1.  Relying on agencies from each country, as well as a synthesis of data from United Nations divisions, Eurostate Demographic statistics, the U.S. Census international database, and its own data collection, the World Bank’s Open Data site offers free and open access to data about development in countries around the globe.

2.  The U.S. State Department's International Religious Freedom Report is submitted to Congress annually by the Department of State in compliance with Section 102(b) of the International Religious Freedom Act (IRFA) of 1998. This report supplements the most recent Human Rights Reports by providing additional detailed information with respect to matters involving international religious freedom. It includes individual country chapters on the status of religious freedom worldwide. A dataset with these and the other international measures highlighted on the country pages can be downloaded from this website. These State Department reports are open source.

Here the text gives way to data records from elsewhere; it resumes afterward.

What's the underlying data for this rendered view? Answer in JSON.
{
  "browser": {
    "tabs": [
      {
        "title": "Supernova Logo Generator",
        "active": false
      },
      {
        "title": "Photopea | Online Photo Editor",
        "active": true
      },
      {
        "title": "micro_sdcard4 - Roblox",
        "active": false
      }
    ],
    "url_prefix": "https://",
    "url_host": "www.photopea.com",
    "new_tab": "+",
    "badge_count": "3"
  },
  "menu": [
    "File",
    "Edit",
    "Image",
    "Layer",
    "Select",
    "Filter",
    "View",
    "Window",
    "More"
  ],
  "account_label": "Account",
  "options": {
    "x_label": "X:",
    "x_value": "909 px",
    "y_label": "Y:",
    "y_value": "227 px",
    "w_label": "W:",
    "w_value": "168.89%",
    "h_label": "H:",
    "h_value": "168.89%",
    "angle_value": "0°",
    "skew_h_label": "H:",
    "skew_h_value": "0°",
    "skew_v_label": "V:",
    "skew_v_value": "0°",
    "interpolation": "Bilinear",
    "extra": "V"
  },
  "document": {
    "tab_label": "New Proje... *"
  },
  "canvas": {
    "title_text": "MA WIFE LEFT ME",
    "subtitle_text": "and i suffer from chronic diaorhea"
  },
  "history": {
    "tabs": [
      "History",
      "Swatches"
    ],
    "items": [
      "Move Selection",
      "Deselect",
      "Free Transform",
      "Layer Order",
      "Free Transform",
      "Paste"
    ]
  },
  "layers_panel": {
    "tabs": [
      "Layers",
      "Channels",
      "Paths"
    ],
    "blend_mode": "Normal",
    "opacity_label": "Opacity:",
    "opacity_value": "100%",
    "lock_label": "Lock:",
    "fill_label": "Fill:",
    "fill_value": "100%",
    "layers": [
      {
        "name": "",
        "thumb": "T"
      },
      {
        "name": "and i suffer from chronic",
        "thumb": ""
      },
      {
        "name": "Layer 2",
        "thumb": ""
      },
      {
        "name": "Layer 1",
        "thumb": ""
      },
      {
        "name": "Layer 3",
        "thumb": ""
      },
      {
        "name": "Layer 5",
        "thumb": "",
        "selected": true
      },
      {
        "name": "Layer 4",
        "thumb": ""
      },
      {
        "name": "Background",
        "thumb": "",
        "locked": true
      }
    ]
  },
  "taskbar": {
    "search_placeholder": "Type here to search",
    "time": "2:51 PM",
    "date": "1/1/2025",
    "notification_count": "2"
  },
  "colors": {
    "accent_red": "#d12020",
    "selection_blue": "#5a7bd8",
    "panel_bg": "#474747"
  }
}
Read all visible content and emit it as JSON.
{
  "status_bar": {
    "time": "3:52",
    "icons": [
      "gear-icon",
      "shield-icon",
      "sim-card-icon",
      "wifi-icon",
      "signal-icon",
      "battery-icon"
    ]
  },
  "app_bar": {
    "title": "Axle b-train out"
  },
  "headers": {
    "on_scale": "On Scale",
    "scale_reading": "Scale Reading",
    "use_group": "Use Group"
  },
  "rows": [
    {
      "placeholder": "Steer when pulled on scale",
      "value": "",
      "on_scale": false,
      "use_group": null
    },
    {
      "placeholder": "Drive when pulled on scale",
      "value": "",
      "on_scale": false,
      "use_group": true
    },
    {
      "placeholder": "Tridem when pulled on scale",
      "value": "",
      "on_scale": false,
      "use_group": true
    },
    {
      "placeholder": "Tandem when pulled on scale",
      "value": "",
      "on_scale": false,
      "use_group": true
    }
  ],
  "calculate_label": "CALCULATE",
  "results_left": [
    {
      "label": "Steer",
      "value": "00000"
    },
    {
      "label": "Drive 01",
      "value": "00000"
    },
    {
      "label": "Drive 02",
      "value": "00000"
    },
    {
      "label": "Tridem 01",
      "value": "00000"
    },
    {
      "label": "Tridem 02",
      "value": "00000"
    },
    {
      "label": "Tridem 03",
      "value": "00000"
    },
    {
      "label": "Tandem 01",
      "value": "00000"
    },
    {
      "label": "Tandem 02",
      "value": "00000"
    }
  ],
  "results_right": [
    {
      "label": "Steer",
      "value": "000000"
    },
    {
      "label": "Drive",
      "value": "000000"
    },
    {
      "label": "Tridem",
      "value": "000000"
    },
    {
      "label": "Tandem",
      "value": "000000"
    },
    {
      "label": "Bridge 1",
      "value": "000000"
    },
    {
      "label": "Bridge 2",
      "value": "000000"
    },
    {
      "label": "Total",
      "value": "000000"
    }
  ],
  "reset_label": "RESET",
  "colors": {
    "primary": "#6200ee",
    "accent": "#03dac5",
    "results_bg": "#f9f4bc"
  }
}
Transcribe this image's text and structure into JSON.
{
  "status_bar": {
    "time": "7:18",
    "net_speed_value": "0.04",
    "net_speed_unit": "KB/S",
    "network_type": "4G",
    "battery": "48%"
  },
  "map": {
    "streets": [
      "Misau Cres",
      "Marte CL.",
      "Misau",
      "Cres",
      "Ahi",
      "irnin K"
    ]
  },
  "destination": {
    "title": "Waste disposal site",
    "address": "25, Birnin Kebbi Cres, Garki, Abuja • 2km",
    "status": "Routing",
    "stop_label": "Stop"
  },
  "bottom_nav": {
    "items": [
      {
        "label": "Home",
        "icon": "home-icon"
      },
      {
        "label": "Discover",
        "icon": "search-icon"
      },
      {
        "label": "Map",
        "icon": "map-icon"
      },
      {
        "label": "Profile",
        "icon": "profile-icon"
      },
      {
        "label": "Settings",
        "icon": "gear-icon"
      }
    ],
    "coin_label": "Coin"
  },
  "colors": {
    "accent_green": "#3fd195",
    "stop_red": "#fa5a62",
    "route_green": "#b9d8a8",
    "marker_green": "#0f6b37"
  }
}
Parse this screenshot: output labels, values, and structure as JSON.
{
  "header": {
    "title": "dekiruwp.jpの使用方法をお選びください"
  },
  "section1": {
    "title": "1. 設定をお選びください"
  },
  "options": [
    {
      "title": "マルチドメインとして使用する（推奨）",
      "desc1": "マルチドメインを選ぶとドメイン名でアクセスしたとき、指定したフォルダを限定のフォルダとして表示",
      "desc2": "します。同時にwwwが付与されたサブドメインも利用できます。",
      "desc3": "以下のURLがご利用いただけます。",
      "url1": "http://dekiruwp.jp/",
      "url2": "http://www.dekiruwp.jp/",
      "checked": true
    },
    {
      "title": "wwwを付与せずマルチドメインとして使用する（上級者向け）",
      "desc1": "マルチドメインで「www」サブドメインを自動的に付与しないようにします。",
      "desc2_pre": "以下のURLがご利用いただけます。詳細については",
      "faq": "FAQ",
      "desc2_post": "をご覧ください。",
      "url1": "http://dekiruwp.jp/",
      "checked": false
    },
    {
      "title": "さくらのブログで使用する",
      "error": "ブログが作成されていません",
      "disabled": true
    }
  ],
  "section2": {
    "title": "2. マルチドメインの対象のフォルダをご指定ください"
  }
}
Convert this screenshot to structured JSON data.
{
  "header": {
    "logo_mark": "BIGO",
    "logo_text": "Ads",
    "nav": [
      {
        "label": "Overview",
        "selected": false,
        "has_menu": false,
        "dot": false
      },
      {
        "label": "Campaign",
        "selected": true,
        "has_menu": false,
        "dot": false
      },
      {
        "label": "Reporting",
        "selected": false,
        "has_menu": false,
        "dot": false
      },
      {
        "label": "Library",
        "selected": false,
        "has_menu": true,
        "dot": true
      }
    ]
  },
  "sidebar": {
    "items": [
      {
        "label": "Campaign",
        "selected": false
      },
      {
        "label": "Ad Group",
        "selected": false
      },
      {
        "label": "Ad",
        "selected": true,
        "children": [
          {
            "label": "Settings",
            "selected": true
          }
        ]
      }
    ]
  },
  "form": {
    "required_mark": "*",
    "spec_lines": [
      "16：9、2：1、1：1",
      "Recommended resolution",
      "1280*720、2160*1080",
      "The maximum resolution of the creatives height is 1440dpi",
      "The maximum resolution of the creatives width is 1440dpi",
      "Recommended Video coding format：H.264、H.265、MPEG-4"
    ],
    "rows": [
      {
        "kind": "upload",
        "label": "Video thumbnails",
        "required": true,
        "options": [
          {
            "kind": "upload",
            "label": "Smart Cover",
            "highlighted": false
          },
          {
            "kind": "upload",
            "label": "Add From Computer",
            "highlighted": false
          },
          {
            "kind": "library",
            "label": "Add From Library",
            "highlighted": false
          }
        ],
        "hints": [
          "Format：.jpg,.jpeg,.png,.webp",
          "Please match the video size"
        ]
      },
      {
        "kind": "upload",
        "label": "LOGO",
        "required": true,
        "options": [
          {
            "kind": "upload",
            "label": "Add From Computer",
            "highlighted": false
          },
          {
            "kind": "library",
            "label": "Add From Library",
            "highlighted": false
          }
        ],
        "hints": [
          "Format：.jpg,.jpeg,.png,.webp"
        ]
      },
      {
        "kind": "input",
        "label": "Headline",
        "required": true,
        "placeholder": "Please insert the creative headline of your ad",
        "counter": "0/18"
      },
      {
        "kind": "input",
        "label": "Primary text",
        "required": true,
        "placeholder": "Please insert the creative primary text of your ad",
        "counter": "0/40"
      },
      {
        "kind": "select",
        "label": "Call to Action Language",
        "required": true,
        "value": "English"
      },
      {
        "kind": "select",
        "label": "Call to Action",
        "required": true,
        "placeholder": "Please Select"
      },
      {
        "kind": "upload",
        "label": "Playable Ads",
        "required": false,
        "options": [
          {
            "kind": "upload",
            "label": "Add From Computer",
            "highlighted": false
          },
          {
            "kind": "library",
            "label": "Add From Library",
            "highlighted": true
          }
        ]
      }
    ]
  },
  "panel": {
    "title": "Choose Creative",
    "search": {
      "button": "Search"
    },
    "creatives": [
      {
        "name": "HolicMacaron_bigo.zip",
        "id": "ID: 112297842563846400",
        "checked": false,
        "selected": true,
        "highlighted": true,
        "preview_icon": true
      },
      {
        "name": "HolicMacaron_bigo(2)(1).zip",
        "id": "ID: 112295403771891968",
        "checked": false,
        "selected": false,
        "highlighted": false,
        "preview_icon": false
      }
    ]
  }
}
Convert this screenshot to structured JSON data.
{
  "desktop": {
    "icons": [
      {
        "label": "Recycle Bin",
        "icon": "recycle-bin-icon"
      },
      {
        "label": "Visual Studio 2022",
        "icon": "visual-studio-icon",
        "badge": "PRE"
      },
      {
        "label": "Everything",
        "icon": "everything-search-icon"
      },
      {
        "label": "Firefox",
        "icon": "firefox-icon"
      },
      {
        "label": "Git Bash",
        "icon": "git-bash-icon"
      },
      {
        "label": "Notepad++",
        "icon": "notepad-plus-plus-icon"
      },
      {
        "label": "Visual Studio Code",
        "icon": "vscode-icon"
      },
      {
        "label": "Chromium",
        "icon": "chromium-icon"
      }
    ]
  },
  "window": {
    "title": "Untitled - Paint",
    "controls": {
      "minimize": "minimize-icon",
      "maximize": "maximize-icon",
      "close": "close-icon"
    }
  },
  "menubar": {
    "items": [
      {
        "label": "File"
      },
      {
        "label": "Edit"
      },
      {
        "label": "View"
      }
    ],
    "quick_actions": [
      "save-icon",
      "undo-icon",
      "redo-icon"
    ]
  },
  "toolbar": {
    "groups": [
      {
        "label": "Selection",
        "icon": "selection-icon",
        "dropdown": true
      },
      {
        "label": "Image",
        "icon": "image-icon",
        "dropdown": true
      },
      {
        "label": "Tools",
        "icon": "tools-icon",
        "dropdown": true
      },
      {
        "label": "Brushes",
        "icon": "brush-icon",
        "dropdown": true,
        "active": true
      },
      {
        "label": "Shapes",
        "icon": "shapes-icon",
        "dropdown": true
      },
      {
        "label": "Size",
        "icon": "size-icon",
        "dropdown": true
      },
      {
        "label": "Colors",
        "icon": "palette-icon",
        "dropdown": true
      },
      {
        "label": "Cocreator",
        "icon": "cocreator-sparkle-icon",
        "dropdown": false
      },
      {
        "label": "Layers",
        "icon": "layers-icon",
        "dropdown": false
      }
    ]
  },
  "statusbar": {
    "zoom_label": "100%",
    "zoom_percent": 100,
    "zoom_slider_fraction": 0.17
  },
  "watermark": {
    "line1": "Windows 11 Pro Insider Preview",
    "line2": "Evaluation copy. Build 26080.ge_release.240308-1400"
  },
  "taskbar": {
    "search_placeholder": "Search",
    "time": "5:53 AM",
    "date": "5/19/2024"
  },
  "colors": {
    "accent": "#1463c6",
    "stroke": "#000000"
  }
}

3.  The article by Brian Grim and Roger Finke describes the coding of the U.S. State Department’s International Religious Freedom reports. The 2003, 2005, and 2008 reports were coded by researchers at the Association of Religion Data Archives. The GRI, GFI and SRI values reported on the National Profiles are averages from the 2003, 2005, and 2008 International Religious Freedom reports, while the Religious Persecution measure is an average from the 2005 and 2008 reports. All other measures derived from the International Religious Freedom reports were coded from the reports 2008. A data file with all of the 2008 coding, as well as data files with other cross national collections are available for preview and download from the data archive on this site. Used with permission.

Bookmark and Share